According to the World Health Organization, 68 percent of the causes of death in the world are due to non-communicable diseases. The main diseases of this type, such as cardiovascular disease, hypertension, diabetes, obesity and cancer of the digestive system and associated organs, are related to the consumption of industrial food. Industrial agricultural production and the use of pesticides that it implies (herbicides, pesticides and other biocides) is also the cause of the most frequent diseases of rural workers, their families and inhabitants of towns near industrial planting areas, including chronic kidney failure, poisoning and poisoning by chemicals and chemical residues in water, skin diseases, respiratory diseases and various types of cancer.
According to a 2016 report from the International Panel of Experts on Sustainable Food Systems (IPES Food), of the world's 7 billion people, 795 million suffer from hunger, 1.9 billion are obese and 2 billion suffer from nutritional deficiencies (lack of vitamins , minerals and other nutrients). Although the report clarifies that in some cases the numbers overlap, it still means that about 60 percent of the planet is hungry or undernourished.
An absurd and unacceptable figure, which refers to global injustice, even more so due to the fact that obesity, which was once a symbol of wealth, is now an epidemic among the poor. We are invaded with food that has lost important percentages of food content due to refining and processing, vegetables that due to industrial planting have decreased their nutritional content due to the dilution effect, which implies that the nutrients are diluted with a greater volume of harvest on the same surface ( here); of foods with more and more pesticide residues and that contain many other chemicals, such as preservatives, flavorings, texturizers, colorants and other additives. Substances that, as happened with the so-called trans fats that a few decades ago were presented as healthy and are now known to be highly harmful, are gradually being revealed to have negative impacts on health.
Contrary to the myth generated by industry and its allies - which many people believe due to lack of information - we do not have to tolerate this situation: the industrial system is not necessary to feed ourselves, neither now nor in the future. Currently it only reaches the equivalent of 30 percent of the world's population, although it uses more than 70 percent of the land, water and fuels used in agriculture (See ETC Group here).
The myth is based on the large production volumes per hectare of industrially produced grains. But even in large quantities, the industrial food chain wastes 33 to 40 percent of what it produces. According to the FAO, 223 kilograms of food are wasted per person per year, equivalent to 1.4 billion hectares of land, 28 percent of the planet's agricultural land. To the waste in the field is added that of processing, packaging, transportation, sale in supermarkets and, finally, the food that is thrown away in homes, especially urban ones and the global north.
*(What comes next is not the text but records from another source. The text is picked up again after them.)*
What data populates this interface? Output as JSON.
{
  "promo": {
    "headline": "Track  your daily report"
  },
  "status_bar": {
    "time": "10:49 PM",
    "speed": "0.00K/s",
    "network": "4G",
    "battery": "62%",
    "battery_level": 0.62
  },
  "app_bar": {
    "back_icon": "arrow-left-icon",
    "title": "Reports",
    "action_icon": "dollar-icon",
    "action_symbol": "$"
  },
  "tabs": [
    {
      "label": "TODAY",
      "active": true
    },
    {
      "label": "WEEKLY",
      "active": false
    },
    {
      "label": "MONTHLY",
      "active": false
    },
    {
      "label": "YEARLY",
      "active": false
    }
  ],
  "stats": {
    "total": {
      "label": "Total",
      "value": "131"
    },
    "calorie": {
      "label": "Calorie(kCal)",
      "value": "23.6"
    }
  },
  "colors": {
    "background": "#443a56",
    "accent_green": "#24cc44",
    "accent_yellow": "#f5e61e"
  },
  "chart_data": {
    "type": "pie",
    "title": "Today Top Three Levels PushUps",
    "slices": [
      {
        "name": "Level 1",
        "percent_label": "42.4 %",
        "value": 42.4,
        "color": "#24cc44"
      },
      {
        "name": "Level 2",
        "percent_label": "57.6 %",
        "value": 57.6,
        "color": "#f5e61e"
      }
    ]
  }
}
This process of industrialization, standardization and chemicalization of agriculture is only a few decades old. Its main impulse was the so-called Green Revolution - the use of hybrid seeds, synthetic fertilizers, pesticides and machinery - promoted by the Rockefeller Foundation in the United States, starting with the hybridization of corn in Mexico and rice in the Philippines, through the centers which would later become the International Maize and Wheat Improvement Center (CIMMYT) and the International Rice Research Institute (IRRI). This paradigm has its maximum expression in transgenics.
It was not only a technological change, it was the key tool to move from decentralized and diverse fields, based fundamentally on peasant and family work, public agronomic research and without patents, small, medium and national companies, to an immense global industrial market - since 2009 the largest global market - dominated by transnational companies that devastate soils and rivers, contaminate seeds and transport food around the planet out of season, for which chemicals and fossil fuels are essential.
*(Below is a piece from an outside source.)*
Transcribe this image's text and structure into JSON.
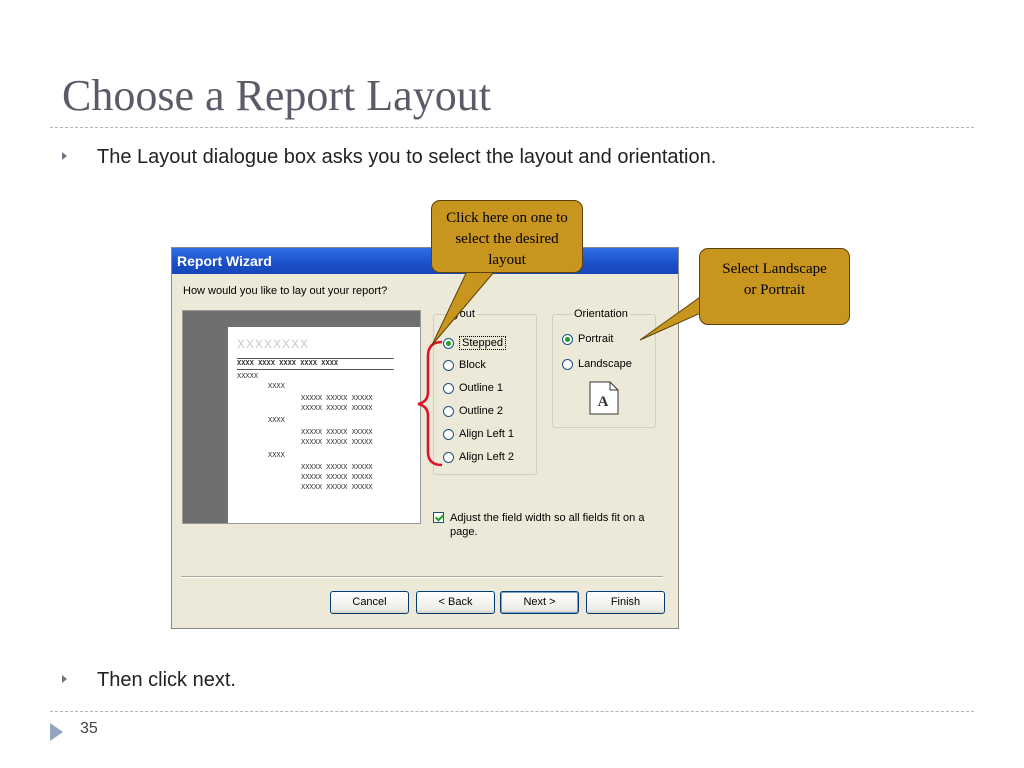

The aggression is not only for the control of markets and the imposition of technologies, against the health of people and nature. All diversity and local accents annoy industrialization, so it is also a continuous attack on collective and community being and doing, on the identities that local and diverse seeds and foods entail, on the act deeply rooted in the history of humanity of what and how to eat.
Despite this, it is still the peasants, shepherds and artisanal fishermen, urban gardens, which feed the majority of the world's population. Defending them and affirming the diversity, production and local peasant and agro-ecological food is also defending the health and life of everyone and everything.
By Silvia Ribeiro
ETC Group Researcher